*TASK*:
Each entry below should appear again exactly as written, without pictures.

[Records from a data collection]

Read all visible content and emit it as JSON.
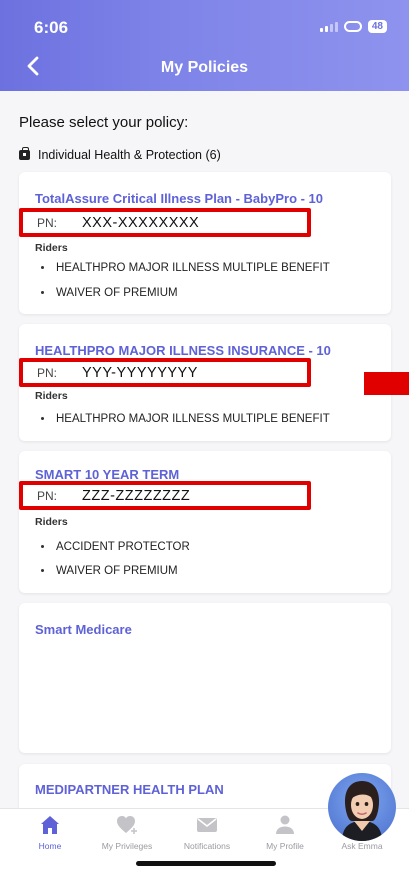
{
  "status": {
    "time": "6:06",
    "battery": "48"
  },
  "header": {
    "title": "My Policies"
  },
  "prompt": "Please select your policy:",
  "group": {
    "label": "Individual Health & Protection (6)"
  },
  "policies": [
    {
      "title": "TotalAssure Critical Illness Plan - BabyPro - 10",
      "pn_label": "PN:",
      "pn_value": "XXX-XXXXXXXX",
      "riders_label": "Riders",
      "riders": [
        "HEALTHPRO MAJOR ILLNESS MULTIPLE BENEFIT",
        "WAIVER OF PREMIUM"
      ]
    },
    {
      "title": "HEALTHPRO MAJOR ILLNESS INSURANCE - 10",
      "pn_label": "PN:",
      "pn_value": "YYY-YYYYYYYY",
      "riders_label": "Riders",
      "riders": [
        "HEALTHPRO MAJOR ILLNESS MULTIPLE BENEFIT"
      ]
    },
    {
      "title": "SMART 10 YEAR TERM",
      "pn_label": "PN:",
      "pn_value": "ZZZ-ZZZZZZZZ",
      "riders_label": "Riders",
      "riders": [
        "ACCIDENT PROTECTOR",
        "WAIVER OF PREMIUM"
      ]
    },
    {
      "title": "Smart Medicare"
    },
    {
      "title": "MEDIPARTNER HEALTH PLAN"
    }
  ],
  "nav": {
    "home": "Home",
    "privileges": "My Privileges",
    "notifications": "Notifications",
    "profile": "My Profile",
    "ask": "Ask Emma"
  },
  "colors": {
    "accent": "#5e62d6",
    "redaction": "#e10000"
  }
}
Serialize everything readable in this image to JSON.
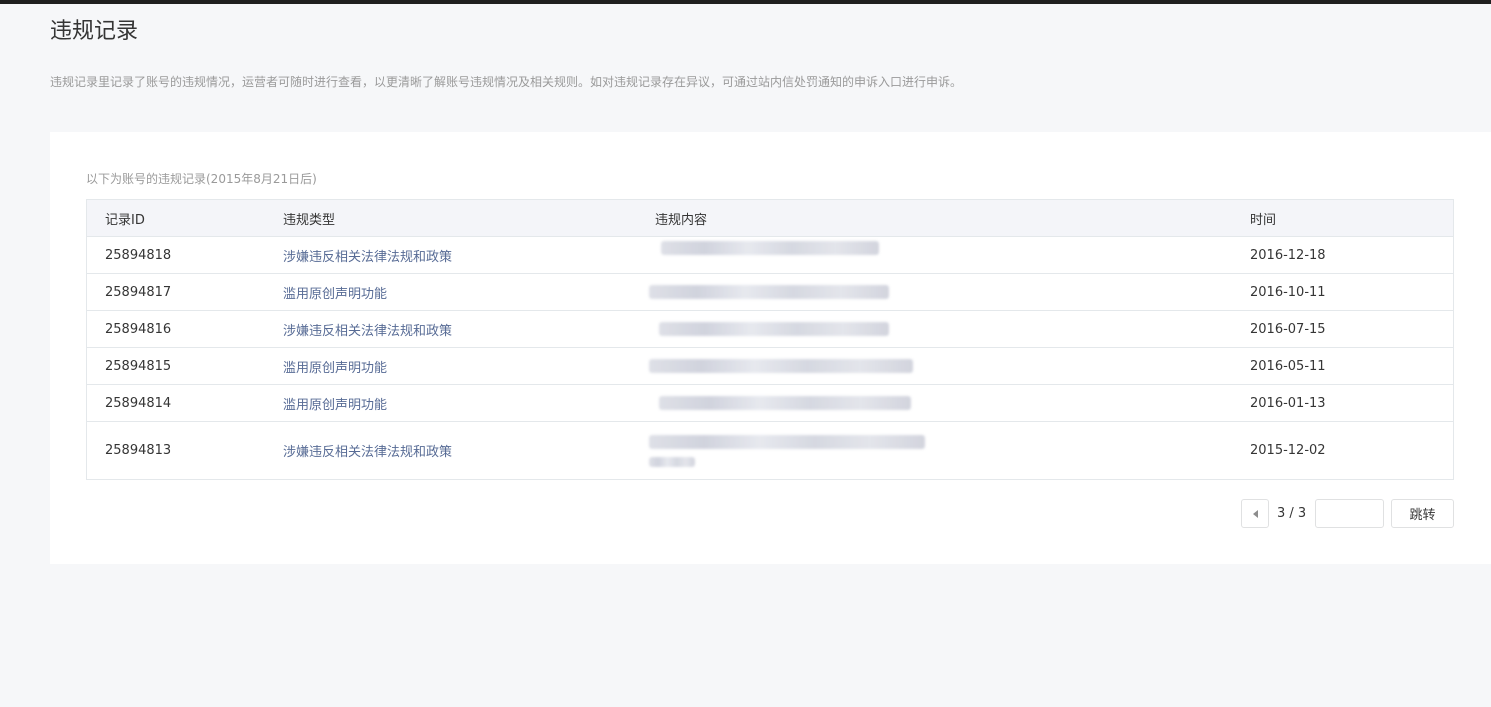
{
  "page": {
    "title": "违规记录",
    "description": "违规记录里记录了账号的违规情况，运营者可随时进行查看，以更清晰了解账号违规情况及相关规则。如对违规记录存在异议，可通过站内信处罚通知的申诉入口进行申诉。"
  },
  "panel": {
    "subtitle": "以下为账号的违规记录(2015年8月21日后)"
  },
  "table": {
    "headers": {
      "id": "记录ID",
      "type": "违规类型",
      "content": "违规内容",
      "time": "时间"
    },
    "rows": [
      {
        "id": "25894818",
        "type": "涉嫌违反相关法律法规和政策",
        "time": "2016-12-18"
      },
      {
        "id": "25894817",
        "type": "滥用原创声明功能",
        "time": "2016-10-11"
      },
      {
        "id": "25894816",
        "type": "涉嫌违反相关法律法规和政策",
        "time": "2016-07-15"
      },
      {
        "id": "25894815",
        "type": "滥用原创声明功能",
        "time": "2016-05-11"
      },
      {
        "id": "25894814",
        "type": "滥用原创声明功能",
        "time": "2016-01-13"
      },
      {
        "id": "25894813",
        "type": "涉嫌违反相关法律法规和政策",
        "time": "2015-12-02"
      }
    ]
  },
  "pagination": {
    "info": "3 / 3",
    "input_value": "",
    "jump_label": "跳转"
  },
  "colors": {
    "link": "#576b95",
    "top_bar": "#1f1f1f",
    "page_bg": "#f6f7f9"
  }
}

*ANSWER FOR THIS EXERCISE*:
Read all visible content and emit it as JSON.
{
  "status": {
    "time": "6:06",
    "battery": "48"
  },
  "header": {
    "title": "My Policies"
  },
  "prompt": "Please select your policy:",
  "group": {
    "label": "Individual Health & Protection (6)"
  },
  "policies": [
    {
      "title": "TotalAssure Critical Illness Plan - BabyPro - 10",
      "pn_label": "PN:",
      "pn_value": "XXX-XXXXXXXX",
      "riders_label": "Riders",
      "riders": [
        "HEALTHPRO MAJOR ILLNESS MULTIPLE BENEFIT",
        "WAIVER OF PREMIUM"
      ]
    },
    {
      "title": "HEALTHPRO MAJOR ILLNESS INSURANCE - 10",
      "pn_label": "PN:",
      "pn_value": "YYY-YYYYYYYY",
      "riders_label": "Riders",
      "riders": [
        "HEALTHPRO MAJOR ILLNESS MULTIPLE BENEFIT"
      ]
    },
    {
      "title": "SMART 10 YEAR TERM",
      "pn_label": "PN:",
      "pn_value": "ZZZ-ZZZZZZZZ",
      "riders_label": "Riders",
      "riders": [
        "ACCIDENT PROTECTOR",
        "WAIVER OF PREMIUM"
      ]
    },
    {
      "title": "Smart Medicare"
    },
    {
      "title": "MEDIPARTNER HEALTH PLAN"
    }
  ],
  "nav": {
    "home": "Home",
    "privileges": "My Privileges",
    "notifications": "Notifications",
    "profile": "My Profile",
    "ask": "Ask Emma"
  },
  "colors": {
    "accent": "#5e62d6",
    "redaction": "#e10000"
  }
}
Serialize everything readable in this image to JSON.
{
  "page": {
    "title": "违规记录",
    "description": "违规记录里记录了账号的违规情况，运营者可随时进行查看，以更清晰了解账号违规情况及相关规则。如对违规记录存在异议，可通过站内信处罚通知的申诉入口进行申诉。"
  },
  "panel": {
    "subtitle": "以下为账号的违规记录(2015年8月21日后)"
  },
  "table": {
    "headers": {
      "id": "记录ID",
      "type": "违规类型",
      "content": "违规内容",
      "time": "时间"
    },
    "rows": [
      {
        "id": "25894818",
        "type": "涉嫌违反相关法律法规和政策",
        "time": "2016-12-18"
      },
      {
        "id": "25894817",
        "type": "滥用原创声明功能",
        "time": "2016-10-11"
      },
      {
        "id": "25894816",
        "type": "涉嫌违反相关法律法规和政策",
        "time": "2016-07-15"
      },
      {
        "id": "25894815",
        "type": "滥用原创声明功能",
        "time": "2016-05-11"
      },
      {
        "id": "25894814",
        "type": "滥用原创声明功能",
        "time": "2016-01-13"
      },
      {
        "id": "25894813",
        "type": "涉嫌违反相关法律法规和政策",
        "time": "2015-12-02"
      }
    ]
  },
  "pagination": {
    "info": "3 / 3",
    "input_value": "",
    "jump_label": "跳转"
  },
  "colors": {
    "link": "#576b95",
    "top_bar": "#1f1f1f",
    "page_bg": "#f6f7f9"
  }
}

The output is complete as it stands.